### YOUR GOAL
Your copy should match the entries exactly, with the pictures left out.

++++++++

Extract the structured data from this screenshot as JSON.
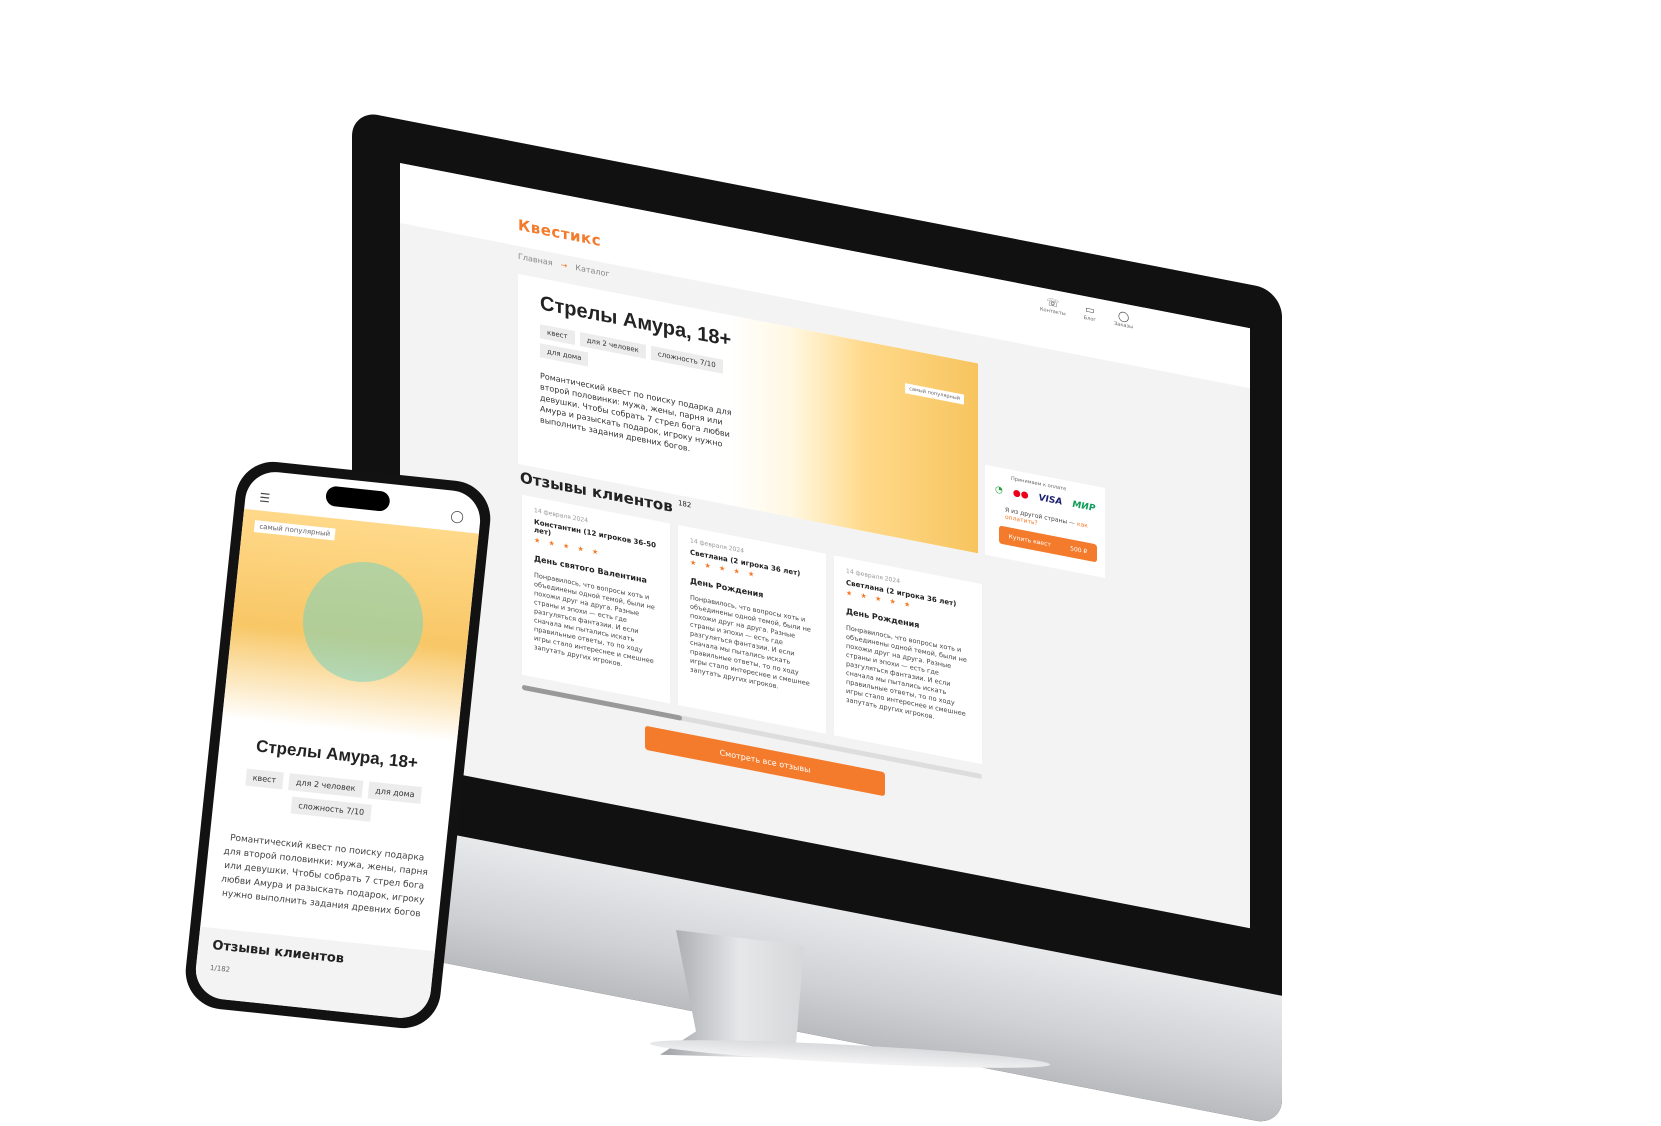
{
  "header": {
    "logo": "Квестикс",
    "icons": [
      {
        "icon": "phone-icon",
        "label": "Контакты"
      },
      {
        "icon": "book-icon",
        "label": "Блог"
      },
      {
        "icon": "user-icon",
        "label": "Заказы"
      }
    ]
  },
  "breadcrumbs": [
    "Главная",
    "Каталог"
  ],
  "breadcrumb_separator": "→",
  "quest": {
    "title": "Стрелы Амура, 18+",
    "tags": [
      "квест",
      "для 2 человек",
      "сложность 7/10",
      "для дома"
    ],
    "description": "Романтический квест по поиску подарка для второй половинки: мужа, жены, парня или девушки. Чтобы собрать 7 стрел бога любви Амура и разыскать подарок, игроку нужно выполнить задания древних богов.",
    "badge": "самый популярный"
  },
  "payment": {
    "label": "Принимаем к оплате",
    "methods": [
      "Сбер",
      "Mastercard",
      "VISA",
      "МИР"
    ],
    "other_country": "Я из другой страны —",
    "how_to_pay": "как оплатить?",
    "buy_label": "Купить квест",
    "price": "500 ₽"
  },
  "reviews": {
    "title": "Отзывы клиентов",
    "count": "182",
    "items": [
      {
        "date": "14 февраля 2024",
        "author": "Константин (12 игроков 36-50 лет)",
        "stars": "★ ★ ★ ★ ★",
        "topic": "День святого Валентина",
        "text": "Понравилось, что вопросы хоть и объединены одной темой, были не похожи друг на друга. Разные страны и эпохи — есть где разгуляться фантазии. И если сначала мы пытались искать правильные ответы, то по ходу игры стало интереснее и смешнее запутать других игроков."
      },
      {
        "date": "14 февраля 2024",
        "author": "Светлана (2 игрока 36 лет)",
        "stars": "★ ★ ★ ★ ★",
        "topic": "День Рождения",
        "text": "Понравилось, что вопросы хоть и объединены одной темой, были не похожи друг на друга. Разные страны и эпохи — есть где разгуляться фантазии. И если сначала мы пытались искать правильные ответы, то по ходу игры стало интереснее и смешнее запутать других игроков."
      },
      {
        "date": "14 февраля 2024",
        "author": "Светлана (2 игрока 36 лет)",
        "stars": "★ ★ ★ ★ ★",
        "topic": "День Рождения",
        "text": "Понравилось, что вопросы хоть и объединены одной темой, были не похожи друг на друга. Разные страны и эпохи — есть где разгуляться фантазии. И если сначала мы пытались искать правильные ответы, то по ходу игры стало интереснее и смешнее запутать других игроков."
      }
    ],
    "all_label": "Смотреть все отзывы"
  },
  "mobile": {
    "badge": "самый популярный",
    "title": "Стрелы Амура, 18+",
    "tags": [
      "квест",
      "для 2 человек",
      "для дома",
      "сложность 7/10"
    ],
    "description": "Романтический квест по поиску подарка для второй половинки: мужа, жены, парня или девушки. Чтобы собрать 7 стрел бога любви Амура и разыскать подарок, игроку нужно выполнить задания древних богов",
    "reviews_title": "Отзывы клиентов",
    "reviews_counter": "1/182"
  },
  "colors": {
    "accent": "#f47b2b",
    "background": "#f3f3f3"
  }
}
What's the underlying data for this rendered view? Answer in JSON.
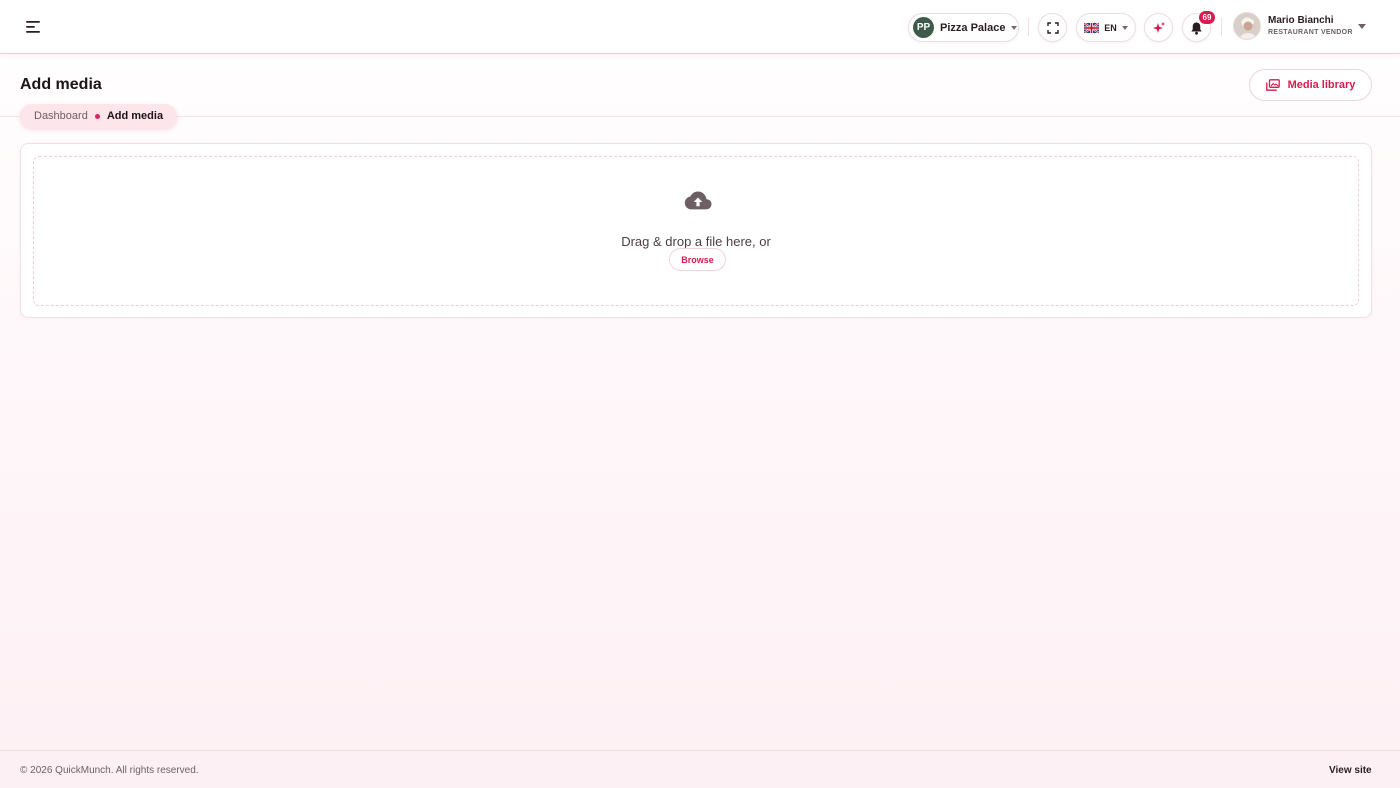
{
  "topbar": {
    "menu_icon": "hamburger-menu-icon",
    "restaurant": {
      "initials": "PP",
      "name": "Pizza Palace",
      "avatar_color": "#3d5a4a"
    },
    "fullscreen_icon": "fullscreen-icon",
    "language": {
      "flag_icon": "uk-flag-icon",
      "code": "EN"
    },
    "ai_icon": "sparkle-icon",
    "notifications": {
      "icon": "bell-icon",
      "count": "69"
    },
    "user": {
      "name": "Mario Bianchi",
      "role": "RESTAURANT VENDOR"
    }
  },
  "page": {
    "title": "Add media",
    "breadcrumb": [
      {
        "label": "Dashboard"
      },
      {
        "label": "Add media"
      }
    ],
    "media_library_button": {
      "label": "Media library",
      "icon": "gallery-icon"
    }
  },
  "uploader": {
    "icon": "cloud-upload-icon",
    "instruction": "Drag & drop a file here, or",
    "browse_label": "Browse"
  },
  "footer": {
    "copyright": "© 2026 QuickMunch. All rights reserved.",
    "view_site": "View site"
  },
  "colors": {
    "accent": "#d81b4f",
    "breadcrumb_bg": "#fde5ec",
    "text_dark": "#1d1418"
  }
}
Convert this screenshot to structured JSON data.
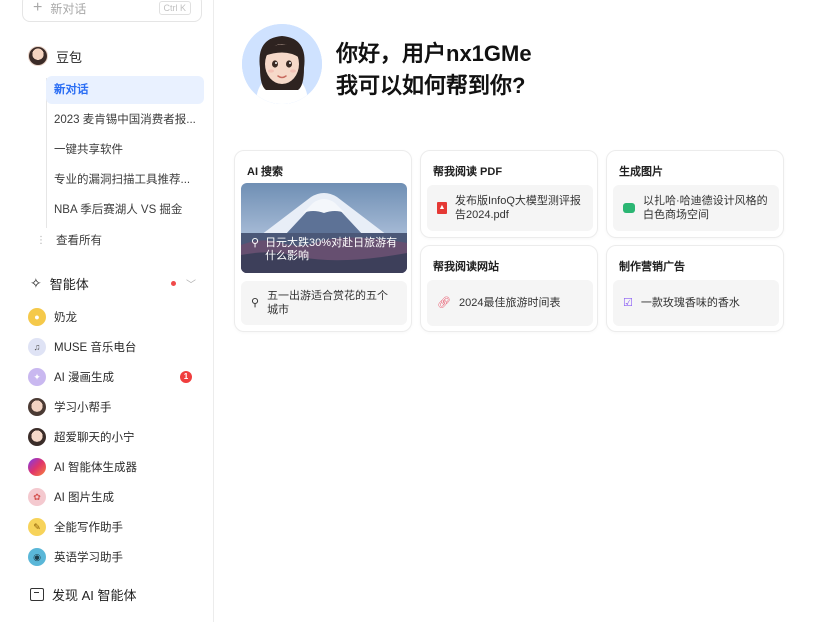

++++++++

### EXERCISE OUTPUT
Extract the structured data from this screenshot as JSON.
{
  "header": {
    "logo": "Квестикс",
    "icons": [
      {
        "icon": "phone-icon",
        "label": "Контакты"
      },
      {
        "icon": "book-icon",
        "label": "Блог"
      },
      {
        "icon": "user-icon",
        "label": "Заказы"
      }
    ]
  },
  "breadcrumbs": [
    "Главная",
    "Каталог"
  ],
  "breadcrumb_separator": "→",
  "quest": {
    "title": "Стрелы Амура, 18+",
    "tags": [
      "квест",
      "для 2 человек",
      "сложность 7/10",
      "для дома"
    ],
    "description": "Романтический квест по поиску подарка для второй половинки: мужа, жены, парня или девушки. Чтобы собрать 7 стрел бога любви Амура и разыскать подарок, игроку нужно выполнить задания древних богов.",
    "badge": "самый популярный"
  },
  "payment": {
    "label": "Принимаем к оплате",
    "methods": [
      "Сбер",
      "Mastercard",
      "VISA",
      "МИР"
    ],
    "other_country": "Я из другой страны —",
    "how_to_pay": "как оплатить?",
    "buy_label": "Купить квест",
    "price": "500 ₽"
  },
  "reviews": {
    "title": "Отзывы клиентов",
    "count": "182",
    "items": [
      {
        "date": "14 февраля 2024",
        "author": "Константин (12 игроков 36-50 лет)",
        "stars": "★ ★ ★ ★ ★",
        "topic": "День святого Валентина",
        "text": "Понравилось, что вопросы хоть и объединены одной темой, были не похожи друг на друга. Разные страны и эпохи — есть где разгуляться фантазии. И если сначала мы пытались искать правильные ответы, то по ходу игры стало интереснее и смешнее запутать других игроков."
      },
      {
        "date": "14 февраля 2024",
        "author": "Светлана (2 игрока 36 лет)",
        "stars": "★ ★ ★ ★ ★",
        "topic": "День Рождения",
        "text": "Понравилось, что вопросы хоть и объединены одной темой, были не похожи друг на друга. Разные страны и эпохи — есть где разгуляться фантазии. И если сначала мы пытались искать правильные ответы, то по ходу игры стало интереснее и смешнее запутать других игроков."
      },
      {
        "date": "14 февраля 2024",
        "author": "Светлана (2 игрока 36 лет)",
        "stars": "★ ★ ★ ★ ★",
        "topic": "День Рождения",
        "text": "Понравилось, что вопросы хоть и объединены одной темой, были не похожи друг на друга. Разные страны и эпохи — есть где разгуляться фантазии. И если сначала мы пытались искать правильные ответы, то по ходу игры стало интереснее и смешнее запутать других игроков."
      }
    ],
    "all_label": "Смотреть все отзывы"
  },
  "mobile": {
    "badge": "самый популярный",
    "title": "Стрелы Амура, 18+",
    "tags": [
      "квест",
      "для 2 человек",
      "для дома",
      "сложность 7/10"
    ],
    "description": "Романтический квест по поиску подарка для второй половинки: мужа, жены, парня или девушки. Чтобы собрать 7 стрел бога любви Амура и разыскать подарок, игроку нужно выполнить задания древних богов",
    "reviews_title": "Отзывы клиентов",
    "reviews_counter": "1/182"
  },
  "colors": {
    "accent": "#f47b2b",
    "background": "#f3f3f3"
  }
}
What's the underlying data for this rendered view? Answer in JSON.
{
  "topbar": {
    "menu_icon": "hamburger-menu-icon",
    "restaurant": {
      "initials": "PP",
      "name": "Pizza Palace",
      "avatar_color": "#3d5a4a"
    },
    "fullscreen_icon": "fullscreen-icon",
    "language": {
      "flag_icon": "uk-flag-icon",
      "code": "EN"
    },
    "ai_icon": "sparkle-icon",
    "notifications": {
      "icon": "bell-icon",
      "count": "69"
    },
    "user": {
      "name": "Mario Bianchi",
      "role": "RESTAURANT VENDOR"
    }
  },
  "page": {
    "title": "Add media",
    "breadcrumb": [
      {
        "label": "Dashboard"
      },
      {
        "label": "Add media"
      }
    ],
    "media_library_button": {
      "label": "Media library",
      "icon": "gallery-icon"
    }
  },
  "uploader": {
    "icon": "cloud-upload-icon",
    "instruction": "Drag & drop a file here, or",
    "browse_label": "Browse"
  },
  "footer": {
    "copyright": "© 2026 QuickMunch. All rights reserved.",
    "view_site": "View site"
  },
  "colors": {
    "accent": "#d81b4f",
    "breadcrumb_bg": "#fde5ec",
    "text_dark": "#1d1418"
  }
}
Convert this screenshot to structured JSON data.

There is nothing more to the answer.